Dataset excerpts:
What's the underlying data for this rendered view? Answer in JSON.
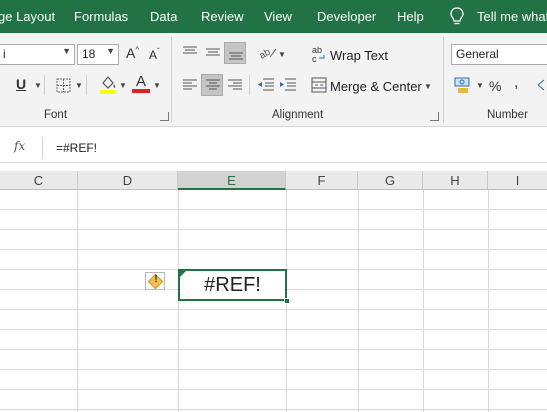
{
  "menu": [
    "ge Layout",
    "Formulas",
    "Data",
    "Review",
    "View",
    "Developer",
    "Help",
    "Tell me what"
  ],
  "ribbon": {
    "font": {
      "font_name": "i",
      "font_size": "18",
      "grow_label": "A",
      "shrink_label": "A",
      "underline_label": "U",
      "font_color_label": "A",
      "group_label": "Font"
    },
    "alignment": {
      "wrap_text": "Wrap Text",
      "merge_center": "Merge & Center",
      "group_label": "Alignment"
    },
    "number": {
      "format": "General",
      "percent": "%",
      "comma": ",",
      "group_label": "Number"
    },
    "colors": {
      "accent": "#217346",
      "fill_highlight": "#ffff00",
      "font_red": "#e02020"
    }
  },
  "formula_bar": {
    "fx": "fx",
    "formula": "=#REF!"
  },
  "columns": [
    "C",
    "D",
    "E",
    "F",
    "G",
    "H",
    "I"
  ],
  "active_cell": {
    "column": "E",
    "value": "#REF!"
  },
  "warning_icon": "!"
}
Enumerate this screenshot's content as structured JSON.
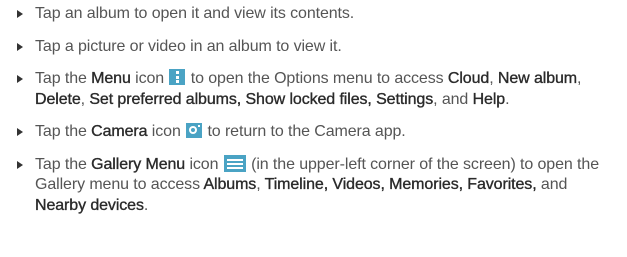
{
  "bullets": {
    "b1": {
      "text": "Tap an album to open it and view its contents."
    },
    "b2": {
      "text": "Tap a picture or video in an album to view it."
    },
    "b3": {
      "t1": "Tap the ",
      "menu": "Menu",
      "t2": " icon ",
      "t3": " to open the Options menu to access ",
      "cloud": "Cloud",
      "t4": ", ",
      "new_album": "New album",
      "t5": ", ",
      "delete": "Delete",
      "t6": ", ",
      "set_preferred": "Set preferred albums,",
      "t7": " ",
      "show_locked": "Show locked files,",
      "t8": " ",
      "settings": "Settings",
      "t9": ", and ",
      "help": "Help",
      "t10": "."
    },
    "b4": {
      "t1": "Tap the ",
      "camera": "Camera",
      "t2": " icon ",
      "t3": " to return to the Camera app."
    },
    "b5": {
      "t1": "Tap the ",
      "gallery_menu": "Gallery Menu",
      "t2": " icon ",
      "t3": " (in the upper-left corner of the screen) to open the Gallery menu to access ",
      "albums": "Albums",
      "t4": ", ",
      "timeline": "Timeline,",
      "t5": " ",
      "videos": "Videos,",
      "t6": " ",
      "memories": "Memories,",
      "t7": " ",
      "favorites": "Favorites,",
      "t8": " and ",
      "nearby": "Nearby devices",
      "t9": "."
    }
  },
  "icons": {
    "menu": "menu-icon",
    "camera": "camera-icon",
    "gallery": "gallery-menu-icon"
  },
  "colors": {
    "icon_accent": "#4aa3c4",
    "body_text": "#555555",
    "emphasis_text": "#2a2a2a"
  }
}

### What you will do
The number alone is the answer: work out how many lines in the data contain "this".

### Expected answer
2